If an acceleration is multiplied by a time, is the resultant quantity a vector quantity or a scalar quantity?
First, we need to recall that a vector quantity has both a magnitude and a direction. An example might be an acceleration of 10 meters per second squared down. Here, we have both the magnitude of 10 meters per second squared and the direction of down. A scalar quantity, on the other hand, has a magnitude only. An example might be a time, say, of two seconds. So, what happens if we multiply these two quantities?
We have our acceleration of 10 meters per second down multiplied by a time of two seconds. First, we multiply the two numbers together, which gives us 10 times two or 20. And then, we take our units of meters per second squared multiplied by seconds, which gives us meters per second and still down. So, we can imagine, say, something starting from rest and then falling with an acceleration of 10 meters per second squared in a downward direction and doing so for two seconds. Its velocity of the two-second mark would be 20 meters per second down. And here, we have both the magnitude of 20 meters per second and the direction of down, making the result a vector.

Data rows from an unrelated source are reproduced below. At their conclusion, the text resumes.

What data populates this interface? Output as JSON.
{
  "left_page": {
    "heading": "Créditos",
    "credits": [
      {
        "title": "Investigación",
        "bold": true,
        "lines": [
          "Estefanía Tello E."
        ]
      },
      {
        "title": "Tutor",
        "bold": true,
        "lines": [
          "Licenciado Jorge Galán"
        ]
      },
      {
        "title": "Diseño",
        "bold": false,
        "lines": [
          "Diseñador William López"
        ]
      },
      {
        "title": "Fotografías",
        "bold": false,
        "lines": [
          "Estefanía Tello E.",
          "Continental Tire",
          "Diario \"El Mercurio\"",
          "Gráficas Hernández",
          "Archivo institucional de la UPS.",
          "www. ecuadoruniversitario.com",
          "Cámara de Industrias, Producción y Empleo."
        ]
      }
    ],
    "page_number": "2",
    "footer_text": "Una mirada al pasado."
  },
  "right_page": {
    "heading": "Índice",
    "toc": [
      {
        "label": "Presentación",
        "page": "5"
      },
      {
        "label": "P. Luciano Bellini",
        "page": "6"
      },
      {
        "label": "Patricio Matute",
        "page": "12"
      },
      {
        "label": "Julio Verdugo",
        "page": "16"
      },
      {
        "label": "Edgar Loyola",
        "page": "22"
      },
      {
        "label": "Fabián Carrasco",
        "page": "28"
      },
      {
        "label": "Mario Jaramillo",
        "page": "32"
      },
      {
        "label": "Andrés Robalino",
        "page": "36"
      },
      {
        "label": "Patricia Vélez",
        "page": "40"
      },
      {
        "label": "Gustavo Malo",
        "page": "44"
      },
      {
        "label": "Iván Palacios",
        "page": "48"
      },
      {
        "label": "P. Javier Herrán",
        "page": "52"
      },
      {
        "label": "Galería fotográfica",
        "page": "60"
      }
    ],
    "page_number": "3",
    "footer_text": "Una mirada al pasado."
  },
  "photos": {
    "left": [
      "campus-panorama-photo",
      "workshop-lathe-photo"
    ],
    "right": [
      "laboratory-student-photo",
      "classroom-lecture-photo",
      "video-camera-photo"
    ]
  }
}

Therefore, if an acceleration is multiplied by a time, the resultant quantity is a vector quantity.